Did we ever establish any good collective monikers for the two decades that have just passed? The Noughties never really caught on and the last ten years have largely gone without name. No matter what they were called, however, these were seminal times for our industry. In 2001, for example, the BBC first live-streamed the Wimbledon men’s final in the sports section of its website. Sure, it was an awful user experience with the video repeatedly cutting out – and even when you could see the action one could barely spot the ball – but the genie was awake; eager to materialise out of the bottle.
YouTube launched in 2005 swiftly followed by the introduction of VOD services from Sky and Channel 4 in 2006 (I still remember the excitement I felt when downloading the 4oD desktop app for the first time. Such a geek!). ITV Player went online in 2008 and Netflix joined the party (in the UK) in January 2012.
The biggest moment for me though remains Christmas Day 2007 when BBC iPlayer went live. This was when the idea of on-demand viewing hit the mainstream. Widely publicised by the nation’s biggest broadcaster, directed at a captive audience desperate for something novel to wile away the holiday ennui, showcasing great content, accompanied by a brilliant marketing slogan (“Making the Unmissable, Unmissable”), and appearing just when broadband speeds had become fast enough to allow it to work properly, iPlayer captured the zeitgeist. We’ve looked back, repeatedly, ever since.
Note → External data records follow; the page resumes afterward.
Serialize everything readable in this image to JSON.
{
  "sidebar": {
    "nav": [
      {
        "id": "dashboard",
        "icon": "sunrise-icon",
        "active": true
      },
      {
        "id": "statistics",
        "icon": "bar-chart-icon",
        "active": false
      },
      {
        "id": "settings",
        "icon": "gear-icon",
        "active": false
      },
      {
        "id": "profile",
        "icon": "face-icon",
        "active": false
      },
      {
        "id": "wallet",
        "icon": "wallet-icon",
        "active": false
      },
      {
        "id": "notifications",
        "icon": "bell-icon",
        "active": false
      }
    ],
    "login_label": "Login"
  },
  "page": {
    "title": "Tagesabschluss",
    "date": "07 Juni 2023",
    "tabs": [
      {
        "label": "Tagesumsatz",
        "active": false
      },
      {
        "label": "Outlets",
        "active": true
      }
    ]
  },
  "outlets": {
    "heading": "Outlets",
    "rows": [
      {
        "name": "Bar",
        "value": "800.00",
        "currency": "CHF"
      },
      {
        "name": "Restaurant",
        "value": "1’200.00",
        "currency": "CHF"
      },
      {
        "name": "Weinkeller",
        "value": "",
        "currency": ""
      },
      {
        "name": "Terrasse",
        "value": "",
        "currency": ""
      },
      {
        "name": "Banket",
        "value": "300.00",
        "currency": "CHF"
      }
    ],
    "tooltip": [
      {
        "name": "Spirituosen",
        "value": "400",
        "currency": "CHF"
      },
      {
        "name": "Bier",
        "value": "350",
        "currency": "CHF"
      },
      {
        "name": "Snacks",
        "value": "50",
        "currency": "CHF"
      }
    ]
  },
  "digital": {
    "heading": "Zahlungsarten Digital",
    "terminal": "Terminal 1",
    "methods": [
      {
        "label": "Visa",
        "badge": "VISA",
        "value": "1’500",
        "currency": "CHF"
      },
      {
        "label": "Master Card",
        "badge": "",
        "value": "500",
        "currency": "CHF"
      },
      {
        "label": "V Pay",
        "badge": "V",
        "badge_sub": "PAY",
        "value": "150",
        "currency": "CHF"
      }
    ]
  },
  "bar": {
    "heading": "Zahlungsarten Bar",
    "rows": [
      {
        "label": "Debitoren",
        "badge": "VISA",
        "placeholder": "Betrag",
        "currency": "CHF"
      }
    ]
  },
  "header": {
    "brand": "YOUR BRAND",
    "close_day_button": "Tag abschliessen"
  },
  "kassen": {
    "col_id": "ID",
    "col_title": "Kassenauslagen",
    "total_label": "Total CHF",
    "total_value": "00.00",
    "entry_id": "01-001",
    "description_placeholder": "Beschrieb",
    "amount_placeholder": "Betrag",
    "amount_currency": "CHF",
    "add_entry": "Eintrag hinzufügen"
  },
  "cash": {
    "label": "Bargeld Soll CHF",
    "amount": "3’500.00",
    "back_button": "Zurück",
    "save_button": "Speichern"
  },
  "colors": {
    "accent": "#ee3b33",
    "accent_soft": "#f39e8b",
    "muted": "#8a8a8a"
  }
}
Whatever happens next, we can be sure that video-on-demand will become the mode for watching most television. Linear will stay alive for news, live sport and appointment-to-view shows but for this correspondent at least, we’re undoubtedly entering The Streaming Twenties.
Happy new year, everyone!
Kauser Kanji has been working in online video for 19 years, formerly at Virgin Media, ITN and NBC Universal, and founded VOD Professional in 2011. He has since completed major OTT projects for, amongst others, A+E Networks, the BBC, BBC Studios, Channel 4, DR (Denmark), Liberty Global, Netflix, Sony Pictures, the Swiss Broadcasting Corporation and UKTV. He now writes industry analyses, hosts an online debate show, OTT Question Time, as well as its in-person sister event, OTT Question Time Live.